Shauna Burdis

Only the University of Limerick has a higher graduate employment rate than DCU

Dublin City University was named the leading university in Dublin and second in Ireland for graduate employment. Just one per cent behind the University of Limerick.

The figures were released on February 18th as part of the 2017 Higher Education Authority’s (HEA) Outcomes Survey.

Figures released by the HEA revealed that 79 per cent of DCU graduates find employment within six months of graduating or are due to start a new job within the next three months.

The study found that 70 per cent of DCU graduates are working fulltime. Seven per cent are in part-time work and two per cent are due to start a job within the next three months.

This figure increased from 2014, when 73 per cent of DCU graduates were employed within six months of leaving the university. In 2012, DCU’s graduate employment was 68.6 per cent.

DCU President Brian MacCraith said that the results “demonstrate that we are not only providing programmes that are relevant for today’s economy but also that we are delivering highly sought-after graduates who are ready for the world of work.”

A total of 58,136 students graduated from universities and colleges in Ireland in 2017. The study also found that university graduates are more likely to be employed and earn more.

Commenting on DCU’s success, Executive Dean of the DCU Business School, Anne Sinnott said: “our close connection to industry and government ensures relevance and recency in our research, which is brought into the classroom leading to ‘work-ready’ graduates, high rates of employment after graduation, and industry-relevant programmes.”

The report stated that: 83 per cent of education graduates, 49 per cent of arts and humanities graduates, 73 per cent of business graduates and 79 per cent of engineering graduates are working full time.

“Industry-relevant projects, content and experience have been integral to our engineering programmes, and that maps directly and strongly to employability. We work hard to renew curricula and develop new ways of engaging with industry so that this ethos remains vibrant and effective,” Executive Dean of the DCU School of Engineering and Computing, Lisa Looney said.

Ireland has also seen a continuing expansion of third level education. In 2017 there were over 186,000 full-time students in third level education, with numbers likely to increase.

The survey found that 78 per cent of graduates in Ireland are in employment or due to start a job within nine months of leaving university. Some 14 per cent continue onto further study and five per cent are unemployed.

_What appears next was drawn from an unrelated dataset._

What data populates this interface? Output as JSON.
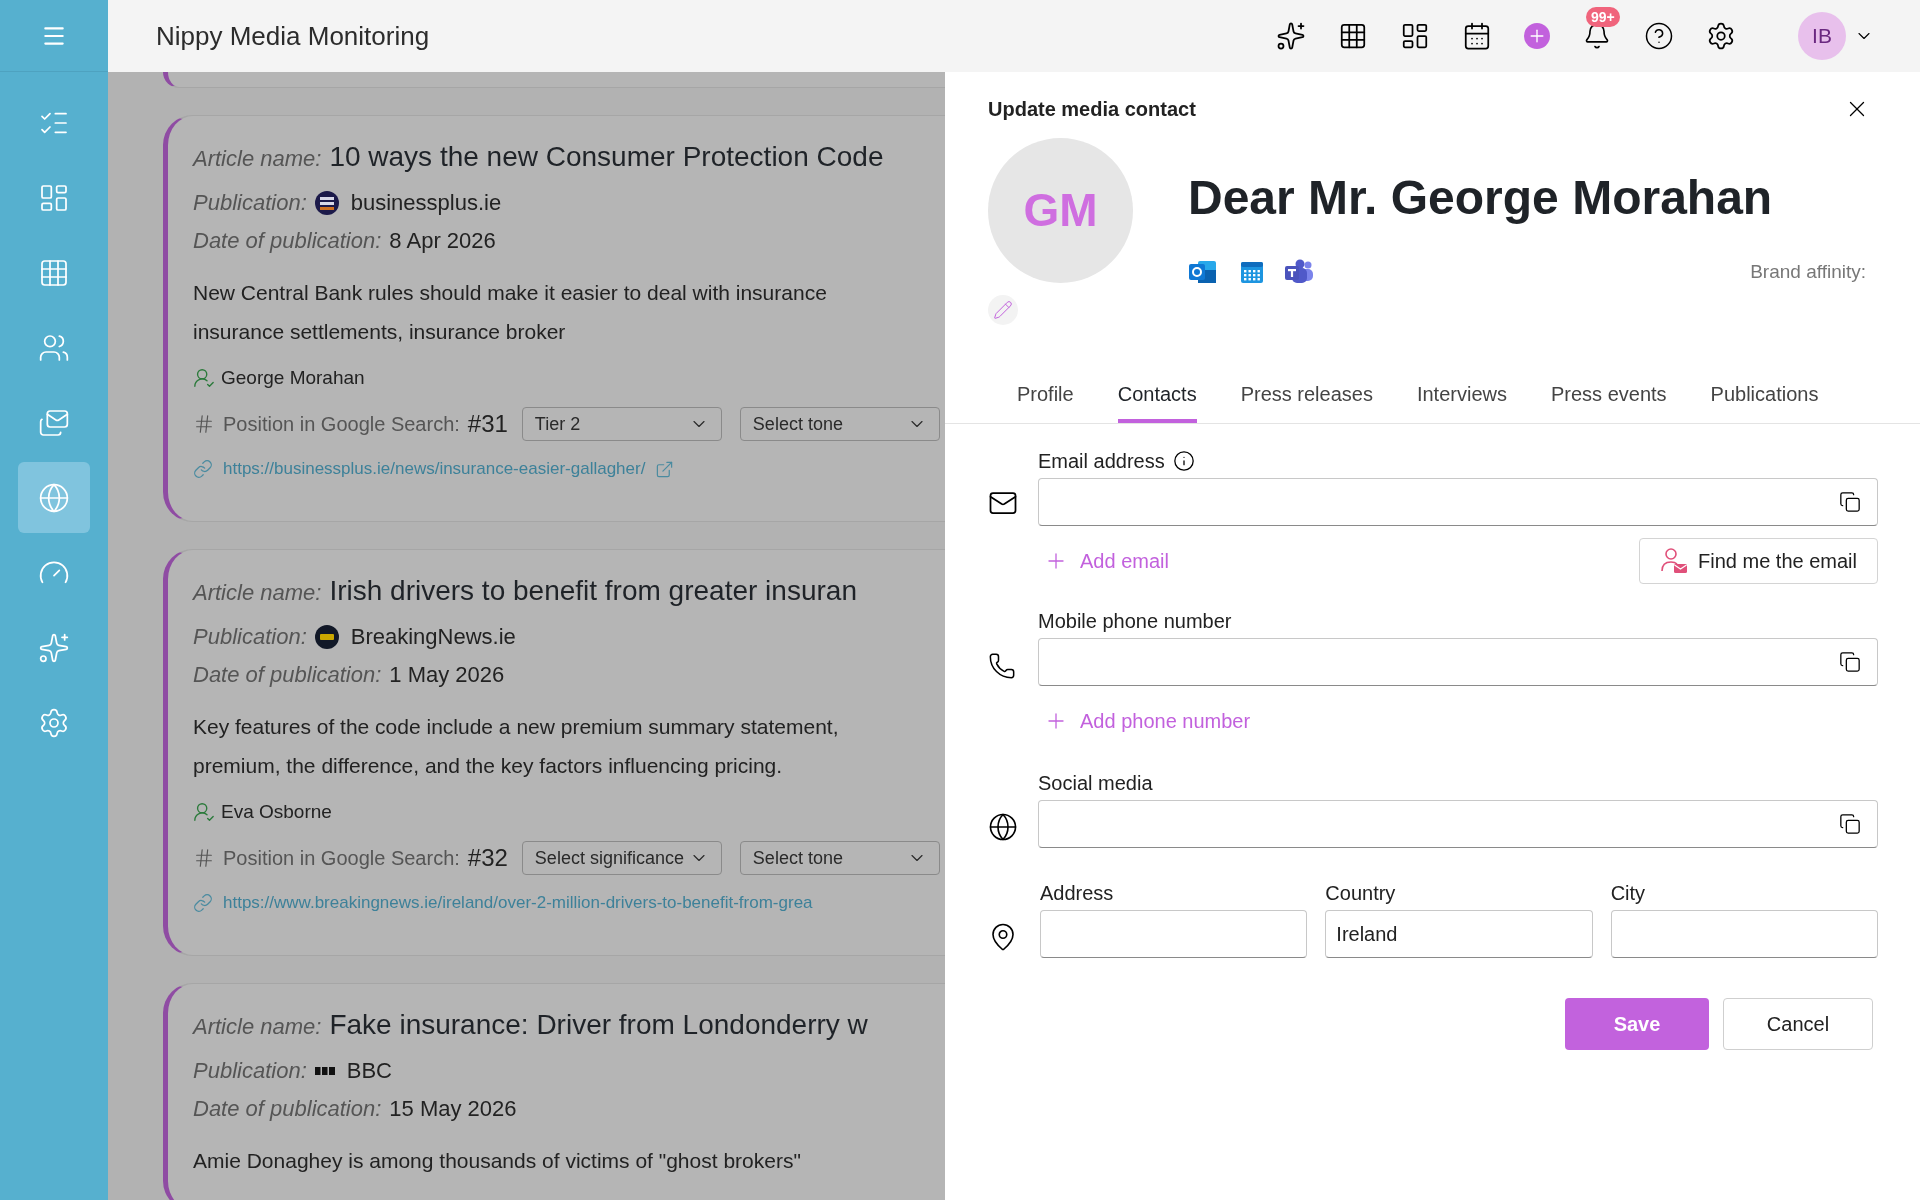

The survey was done in collaboration with the Central Statistics Office (CSO).

Shauna Burdis

Image Credit: Alison Clair